For me, success reading 6,000 pages in a year could mean that I sit down and don’t stop reading until I reach my goal of 6,000 pages. Then I’ve had success in achieving my goal, but I haven’t truly made any progress in developing a healthy reading habit. We must learn to be okay with great effort and minimal progress in the Spiritual Disciplines if we hope to cultivate a life-long habit.

I hope this year you will join me in making a resolution toward progress in your spiritual walk through the Spiritual Disciplines. It won’t be easy, and progress will likely not be rapid, but no amount of effort is too much, and no amount of progress is too little.

I spent time brainstorming for my personal resolutions, and perhaps the list I created will benefit you. I’ve starred the ones I’ve selected for myself. Pick and choose as you see fit, modify to your needs, make it your own. Then commit to it, tell someone else that you’ve committed to it, and be diligent about tracking your progress throughout the year. I’ve also added a few resources at the bottom for further reading on the Spiritual Disciplines if this is a subject you would like learn more about.

Best of luck in the coming year on your resolutions.

2018 Spiritual Discipline Resolutions:

Fasting:
– I will fast for 24 hours(2 meals) once a month*
– I will fast for 48 hours(5 meals) once a month
– I will fast for 24 hours(2 meals) every other week
– I will fast for 72 hours(8 meals) once a month
Scripture Reading:
– I will read the entire New Testament*
– I will read the entire Old Testament*
– I will read the entire Bible*
– I will read each book of the Bible in its entirety in a single sitting (66 sittings)*
– I will read the Bible in chronological order
– I will spend more time per week in prayer, Scripture Reading or meditation than watching television*
Prayer:
– I will spend the first 5 minutes of my day in silent prayer*
– I will spend the last 5 minutes of my day in silent prayer*
– I will spend more time per week in prayer, Scripture Reading or meditation than watching television*
Mediation:
– I will spend 5 minutes every day thinking about a verse of the Bible*
– I will memorize one Bible verse every week*
– I will memorize one Bible verse every other week
– I will memorize one Bible verse every month
– I will spend more time per week in prayer, Scpripture Reading or meditation that watching television*
Service:
– I will intentionally do one random act of kindness for someone every day*
Simplicity:
– I will donate all my unused and unneeded clothes to a charity*
– I will not buy a clothing item except to replace one that is no longer wearable*
Solitude:
– I will take 3 hours per month to spend completely alone and in silence*
Hospitality:
– I will host an individual, couple or family once per week
– I will host an individual, couple or family every other week*
– I will host an individual, couple or family once per month

These are simply examples to get your mind thinking.

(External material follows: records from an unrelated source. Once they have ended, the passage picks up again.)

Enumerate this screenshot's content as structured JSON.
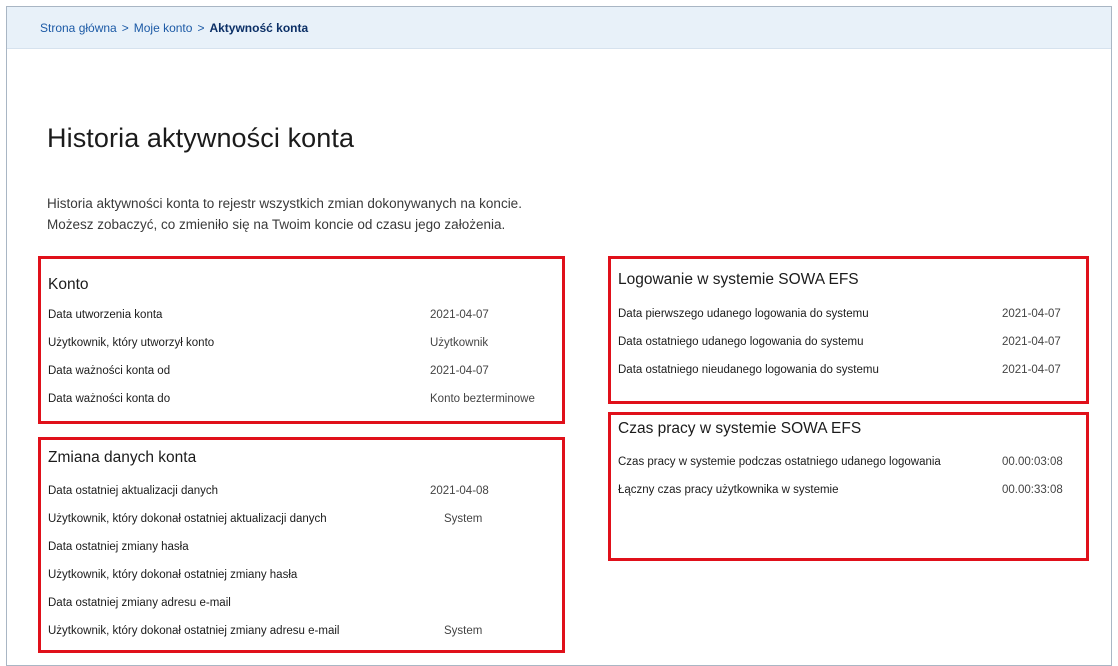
{
  "breadcrumb": {
    "home": "Strona główna",
    "separator": ">",
    "account": "Moje konto",
    "current": "Aktywność konta"
  },
  "page": {
    "title": "Historia aktywności konta",
    "intro_line1": "Historia aktywności konta to rejestr wszystkich zmian dokonywanych na koncie.",
    "intro_line2": "Możesz zobaczyć, co zmieniło się na Twoim koncie od czasu jego założenia."
  },
  "cards": {
    "konto": {
      "title": "Konto",
      "rows": [
        {
          "label": "Data utworzenia konta",
          "value": "2021-04-07"
        },
        {
          "label": "Użytkownik, który utworzył konto",
          "value": "Użytkownik"
        },
        {
          "label": "Data ważności konta od",
          "value": "2021-04-07"
        },
        {
          "label": "Data ważności konta do",
          "value": "Konto bezterminowe"
        }
      ]
    },
    "zmiana": {
      "title": "Zmiana danych konta",
      "rows": [
        {
          "label": "Data ostatniej aktualizacji danych",
          "value": "2021-04-08"
        },
        {
          "label": "Użytkownik, który dokonał ostatniej aktualizacji danych",
          "value": "System"
        },
        {
          "label": "Data ostatniej zmiany hasła",
          "value": ""
        },
        {
          "label": "Użytkownik, który dokonał ostatniej zmiany hasła",
          "value": ""
        },
        {
          "label": "Data ostatniej zmiany adresu e-mail",
          "value": ""
        },
        {
          "label": "Użytkownik, który dokonał ostatniej zmiany adresu e-mail",
          "value": "System"
        }
      ]
    },
    "logowanie": {
      "title": "Logowanie w systemie SOWA EFS",
      "rows": [
        {
          "label": "Data pierwszego udanego logowania do systemu",
          "value": "2021-04-07"
        },
        {
          "label": "Data ostatniego udanego logowania do systemu",
          "value": "2021-04-07"
        },
        {
          "label": "Data ostatniego nieudanego logowania do systemu",
          "value": "2021-04-07"
        }
      ]
    },
    "czas": {
      "title": "Czas pracy w systemie SOWA EFS",
      "rows": [
        {
          "label": "Czas pracy w systemie podczas ostatniego udanego logowania",
          "value": "00.00:03:08"
        },
        {
          "label": "Łączny czas pracy użytkownika w systemie",
          "value": "00.00:33:08"
        }
      ]
    }
  },
  "colors": {
    "highlight_border": "#e0101a",
    "breadcrumb_bg": "#e8f1f9",
    "link": "#1c5aa6"
  }
}
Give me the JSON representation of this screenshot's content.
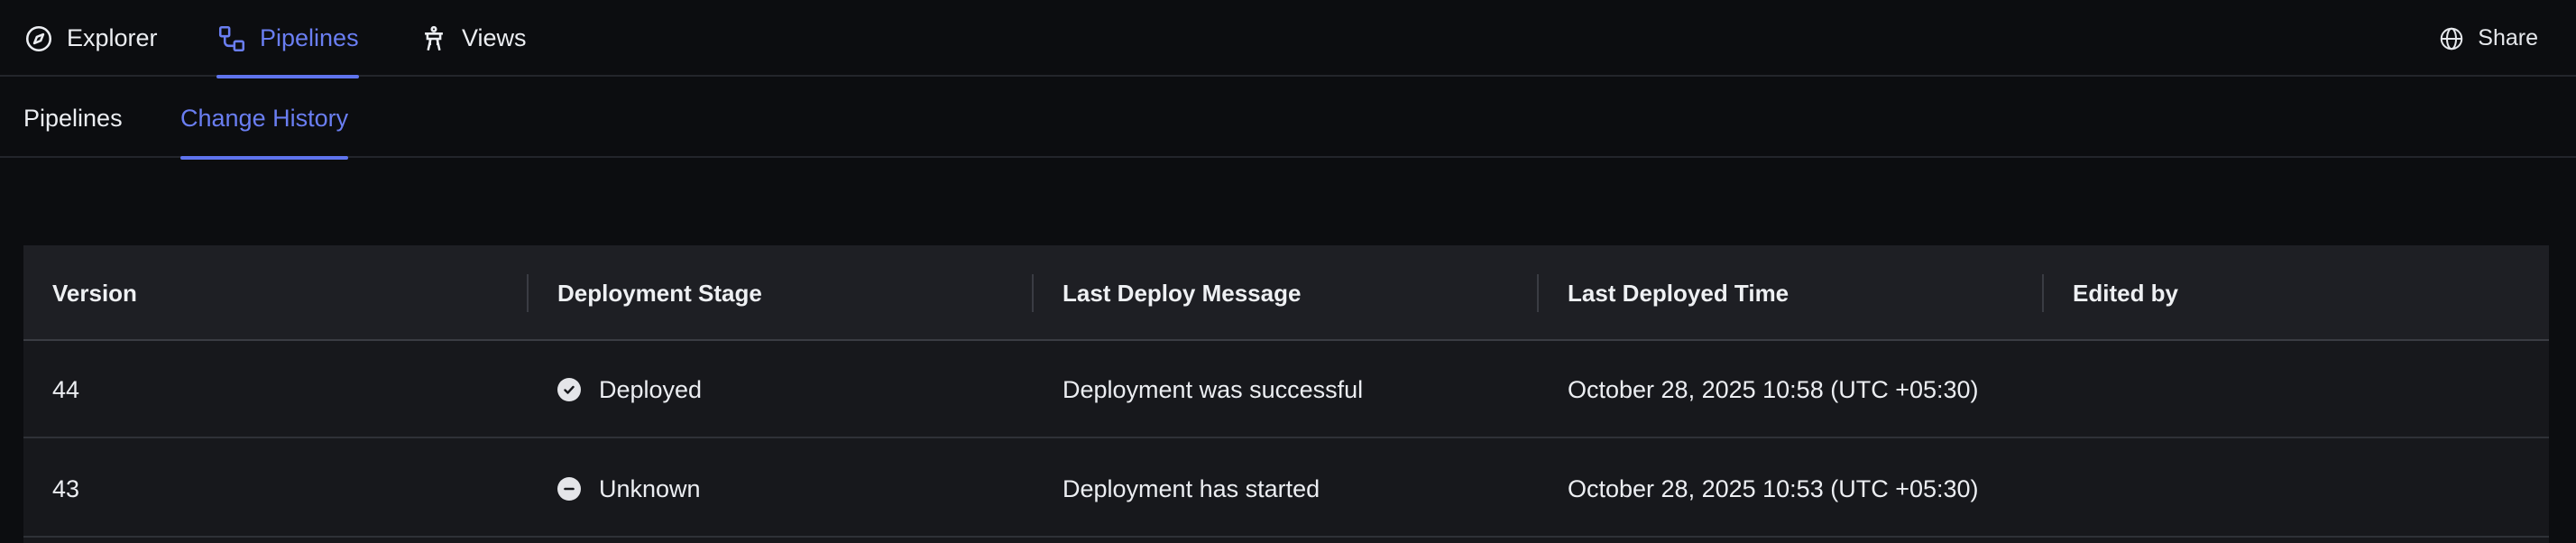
{
  "nav": {
    "tabs": [
      {
        "label": "Explorer",
        "icon": "compass-icon"
      },
      {
        "label": "Pipelines",
        "icon": "pipeline-icon",
        "active": true
      },
      {
        "label": "Views",
        "icon": "views-icon"
      }
    ],
    "share_label": "Share",
    "share_icon": "globe-icon"
  },
  "subnav": {
    "tabs": [
      {
        "label": "Pipelines"
      },
      {
        "label": "Change History",
        "active": true
      }
    ]
  },
  "table": {
    "columns": [
      "Version",
      "Deployment Stage",
      "Last Deploy Message",
      "Last Deployed Time",
      "Edited by"
    ],
    "rows": [
      {
        "version": "44",
        "stage": "Deployed",
        "stage_icon": "check-circle-icon",
        "message": "Deployment was successful",
        "time": "October 28, 2025 10:58 (UTC +05:30)",
        "edited_by": ""
      },
      {
        "version": "43",
        "stage": "Unknown",
        "stage_icon": "minus-circle-icon",
        "message": "Deployment has started",
        "time": "October 28, 2025 10:53 (UTC +05:30)",
        "edited_by": ""
      }
    ]
  },
  "colors": {
    "background": "#0c0d10",
    "accent": "#6a7ef2",
    "header_bg": "#1e1f24",
    "row_bg": "#17181c"
  }
}
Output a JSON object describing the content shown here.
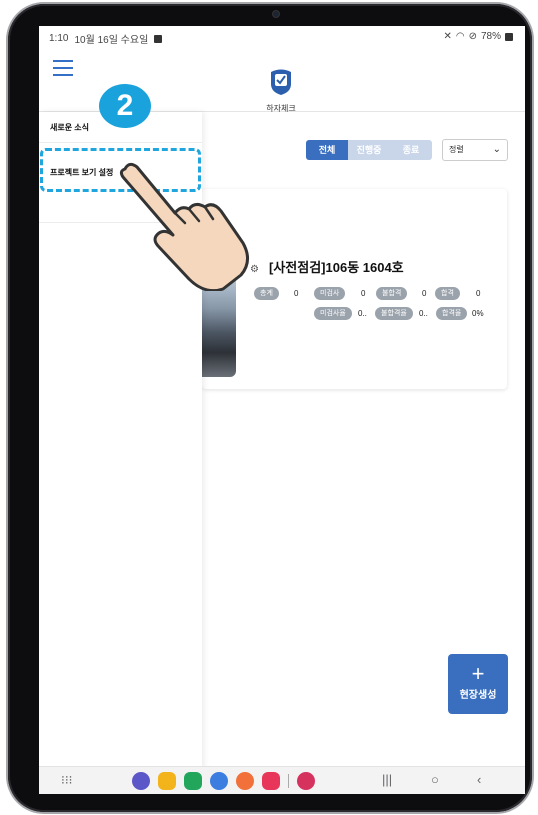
{
  "status_bar": {
    "time": "1:10",
    "date": "10월 16일 수요일",
    "battery": "78%"
  },
  "header": {
    "app_name": "하자체크"
  },
  "drawer": {
    "items": [
      {
        "label": "새로운 소식"
      },
      {
        "label": "프로젝트 보기 설정"
      }
    ]
  },
  "annotation": {
    "step": "2"
  },
  "filter": {
    "tabs": [
      {
        "label": "전체"
      },
      {
        "label": "진행중"
      },
      {
        "label": "종료"
      }
    ],
    "sort_value": "정렬"
  },
  "project_card": {
    "title": "[사전점검]106동 1604호",
    "stats": [
      {
        "label": "총계",
        "value": "0"
      },
      {
        "label": "미검사",
        "value": "0"
      },
      {
        "label": "불합격",
        "value": "0"
      },
      {
        "label": "합격",
        "value": "0"
      },
      {
        "label": "미검사율",
        "value": "0.."
      },
      {
        "label": "불합격율",
        "value": "0.."
      },
      {
        "label": "합격율",
        "value": "0%"
      }
    ]
  },
  "fab": {
    "plus": "+",
    "label": "현장생성"
  },
  "colors": {
    "accent": "#3a6fbf",
    "annotation": "#19a2dc"
  }
}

Perhaps one or two of these stuck out to you. I encourage you to go for it! Perhaps a couple of them sounded good, but you need to modify it a little – Great! Perhaps it triggered thought of other things that you would like to instill as a discipline in your life – wonderful, but be sure to write it down!

This list does not exhaust all of the Spiritual Disciplines, nor does it cover all aspects of the Disciplines listed. What it does offer in a launching board into a deeper and richer Spiritual Life. I must, however, offer one word of caution: Any of these things above done for their own sake will result in dissatisfaction and futility. The Disciplines are simply meant to ‘opend the door’ as Richard Foster put it. The Spiritual Disciplines are meant to be a channel through which a deep reliance on God can develop and entrench itself in your life, but if your focus isn’t on God alone during these disciplines, the whole purpose is missed.

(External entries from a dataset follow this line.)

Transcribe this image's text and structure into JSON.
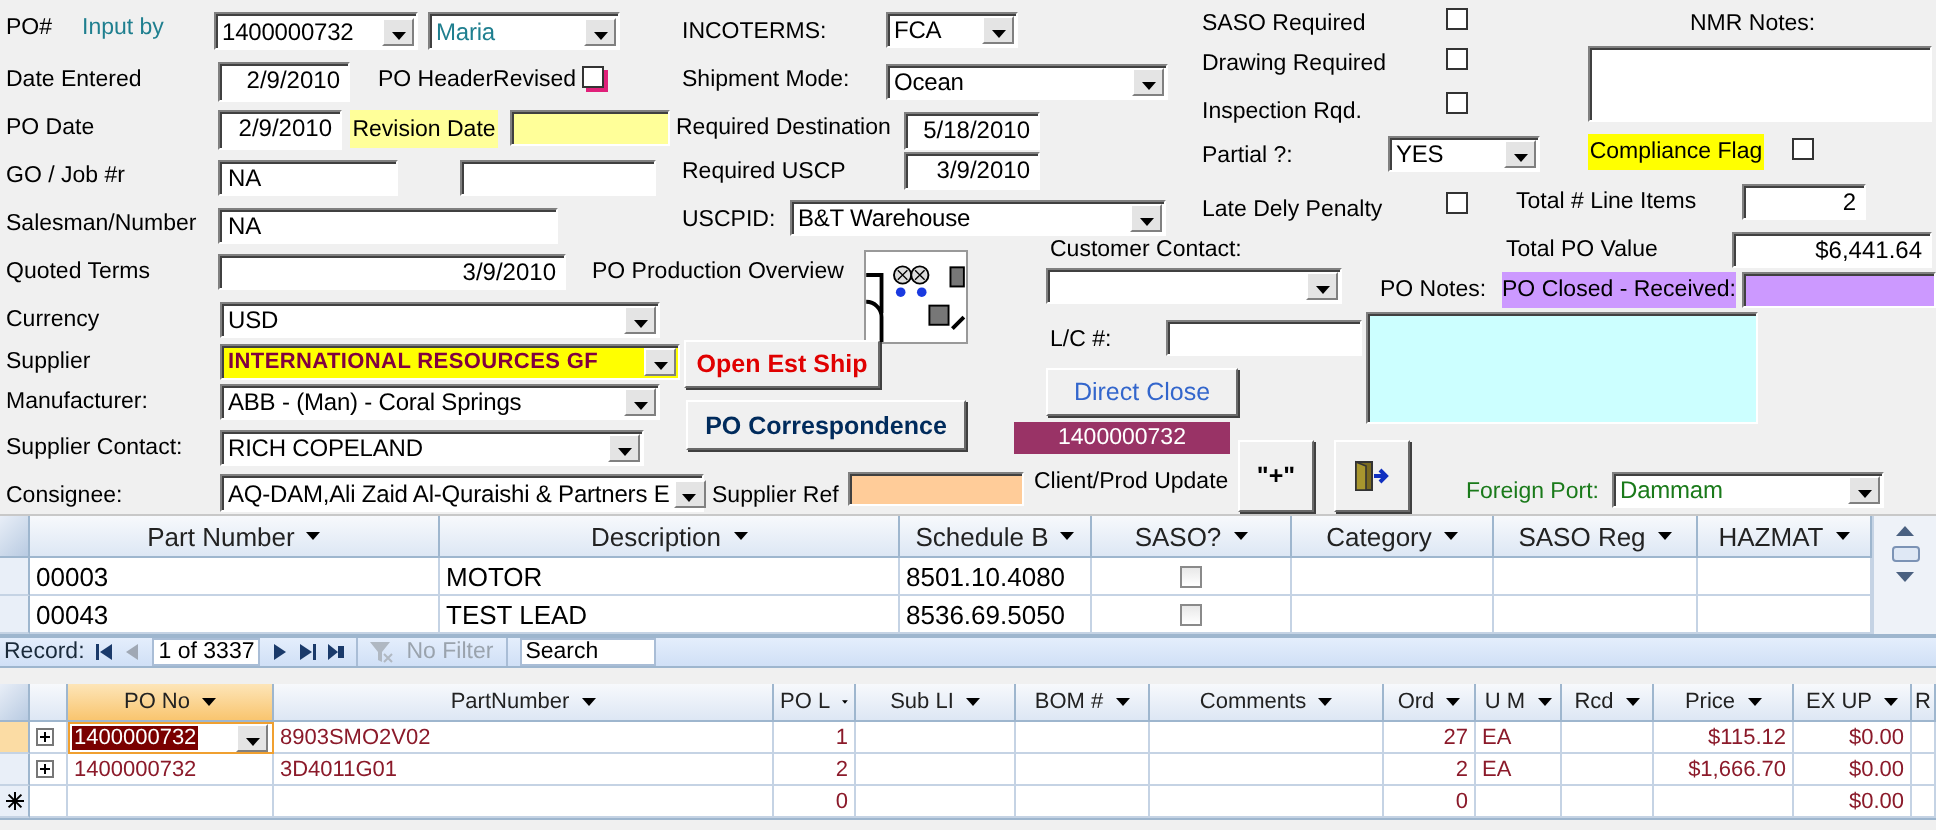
{
  "form": {
    "controls": [
      {
        "kind": "label",
        "text": "PO#"
      },
      {
        "kind": "label",
        "text": "Input by"
      },
      {
        "kind": "combo",
        "value": "1400000732"
      },
      {
        "kind": "combo",
        "value": "Maria"
      },
      {
        "kind": "label",
        "text": "INCOTERMS:"
      },
      {
        "kind": "combo",
        "value": "FCA"
      },
      {
        "kind": "label",
        "text": "SASO Required"
      },
      {
        "kind": "check",
        "checked": false
      },
      {
        "kind": "label",
        "text": "NMR Notes:"
      },
      {
        "kind": "label",
        "text": "Date Entered"
      },
      {
        "kind": "text",
        "value": "2/9/2010"
      },
      {
        "kind": "label",
        "text": "PO HeaderRevised"
      },
      {
        "kind": "check",
        "checked": false
      },
      {
        "kind": "label",
        "text": "Shipment Mode:"
      },
      {
        "kind": "combo",
        "value": "Ocean"
      },
      {
        "kind": "label",
        "text": "Drawing Required"
      },
      {
        "kind": "check",
        "checked": false
      },
      {
        "kind": "memo"
      },
      {
        "kind": "label",
        "text": "Inspection Rqd."
      },
      {
        "kind": "check",
        "checked": false
      },
      {
        "kind": "label",
        "text": "PO Date"
      },
      {
        "kind": "text",
        "value": "2/9/2010"
      },
      {
        "kind": "tag",
        "text": "Revision Date"
      },
      {
        "kind": "text"
      },
      {
        "kind": "label",
        "text": "Required Destination"
      },
      {
        "kind": "text",
        "value": "5/18/2010"
      },
      {
        "kind": "label",
        "text": "Partial ?:"
      },
      {
        "kind": "combo",
        "value": "YES"
      },
      {
        "kind": "tag",
        "text": "Compliance Flag"
      },
      {
        "kind": "check",
        "checked": false
      },
      {
        "kind": "label",
        "text": "GO / Job #r"
      },
      {
        "kind": "text",
        "value": "NA"
      },
      {
        "kind": "text"
      },
      {
        "kind": "label",
        "text": "Required USCP"
      },
      {
        "kind": "text",
        "value": "3/9/2010"
      },
      {
        "kind": "label",
        "text": "Late Dely Penalty"
      },
      {
        "kind": "check",
        "checked": false
      },
      {
        "kind": "label",
        "text": "Total # Line Items"
      },
      {
        "kind": "text",
        "value": "2"
      },
      {
        "kind": "label",
        "text": "Salesman/Number"
      },
      {
        "kind": "text",
        "value": "NA"
      },
      {
        "kind": "label",
        "text": "USCPID:"
      },
      {
        "kind": "combo",
        "value": "B&T Warehouse"
      },
      {
        "kind": "label",
        "text": "Customer Contact:"
      },
      {
        "kind": "label",
        "text": "Total PO Value"
      },
      {
        "kind": "text",
        "value": "$6,441.64"
      },
      {
        "kind": "label",
        "text": "Quoted Terms"
      },
      {
        "kind": "text",
        "value": "3/9/2010"
      },
      {
        "kind": "label",
        "text": "PO Production Overview"
      },
      {
        "kind": "picture"
      },
      {
        "kind": "combo"
      },
      {
        "kind": "label",
        "text": "PO Notes:"
      },
      {
        "kind": "tag",
        "text": "PO Closed - Received:"
      },
      {
        "kind": "text"
      },
      {
        "kind": "label",
        "text": "Currency"
      },
      {
        "kind": "combo",
        "value": "USD"
      },
      {
        "kind": "memo"
      },
      {
        "kind": "label",
        "text": "L/C #:"
      },
      {
        "kind": "text"
      },
      {
        "kind": "label",
        "text": "Supplier"
      },
      {
        "kind": "combo",
        "value": "INTERNATIONAL RESOURCES GF"
      },
      {
        "kind": "button",
        "text": "Open Est Ship"
      },
      {
        "kind": "button",
        "text": "Direct Close"
      },
      {
        "kind": "label",
        "text": "Manufacturer:"
      },
      {
        "kind": "combo",
        "value": "ABB - (Man) - Coral Springs"
      },
      {
        "kind": "button",
        "text": "PO Correspondence"
      },
      {
        "kind": "tag",
        "text": "1400000732"
      },
      {
        "kind": "label",
        "text": "Supplier Contact:"
      },
      {
        "kind": "combo",
        "value": "RICH COPELAND"
      },
      {
        "kind": "button",
        "text": "\"+\""
      },
      {
        "kind": "exit"
      },
      {
        "kind": "label",
        "text": "Consignee:"
      },
      {
        "kind": "combo",
        "value": "AQ-DAM,Ali Zaid Al-Quraishi & Partners E"
      },
      {
        "kind": "label",
        "text": "Supplier Ref"
      },
      {
        "kind": "text"
      },
      {
        "kind": "label",
        "text": "Client/Prod Update"
      },
      {
        "kind": "label",
        "text": "Foreign Port:"
      },
      {
        "kind": "combo",
        "value": "Dammam"
      }
    ]
  },
  "parts_list": {
    "columns": [
      "Part Number",
      "Description",
      "Schedule B",
      "SASO?",
      "Category",
      "SASO Reg",
      "HAZMAT"
    ],
    "rows": [
      {
        "cells": [
          "00003",
          "MOTOR",
          "8501.10.4080"
        ],
        "saso": false
      },
      {
        "cells": [
          "00043",
          "TEST LEAD",
          "8536.69.5050"
        ],
        "saso": false
      }
    ],
    "navigation": {
      "label": "Record:",
      "position": "1 of 3337",
      "filter": "No Filter",
      "filter_disabled": true,
      "search_placeholder": "Search"
    }
  },
  "line_items": {
    "columns": [
      {
        "label": "PO No",
        "selected": true
      },
      {
        "label": "PartNumber",
        "selected": false
      },
      {
        "label": "PO L",
        "selected": false
      },
      {
        "label": "Sub LI",
        "selected": false
      },
      {
        "label": "BOM #",
        "selected": false
      },
      {
        "label": "Comments",
        "selected": false
      },
      {
        "label": "Ord",
        "selected": false
      },
      {
        "label": "U M",
        "selected": false
      },
      {
        "label": "Rcd",
        "selected": false
      },
      {
        "label": "Price",
        "selected": false
      },
      {
        "label": "EX UP",
        "selected": false
      },
      {
        "label": "R",
        "selected": false
      }
    ],
    "rows": [
      {
        "selected": true,
        "cells": [
          "1400000732",
          "8903SMO2V02",
          "1",
          null,
          null,
          null,
          "27",
          "EA",
          null,
          "$115.12",
          "$0.00"
        ]
      },
      {
        "selected": false,
        "cells": [
          "1400000732",
          "3D4011G01",
          "2",
          null,
          null,
          null,
          "2",
          "EA",
          null,
          "$1,666.70",
          "$0.00"
        ]
      }
    ],
    "new_row": {
      "cells": [
        null,
        null,
        "0",
        null,
        null,
        null,
        "0",
        null,
        null,
        null,
        "$0.00"
      ]
    }
  }
}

A Few Resources:

A Celebration of Discipline by Richard Foster
Practicing His Presence by Brother Lawrence and Frank Laubach
Spiritual Disciplines for the Christian Life by Donald S. Whitney
Strides (A goal and habit tracking app for mobile devices)

May the Lord bless you richly!

Happy New Year!

Categories: Topics in Theology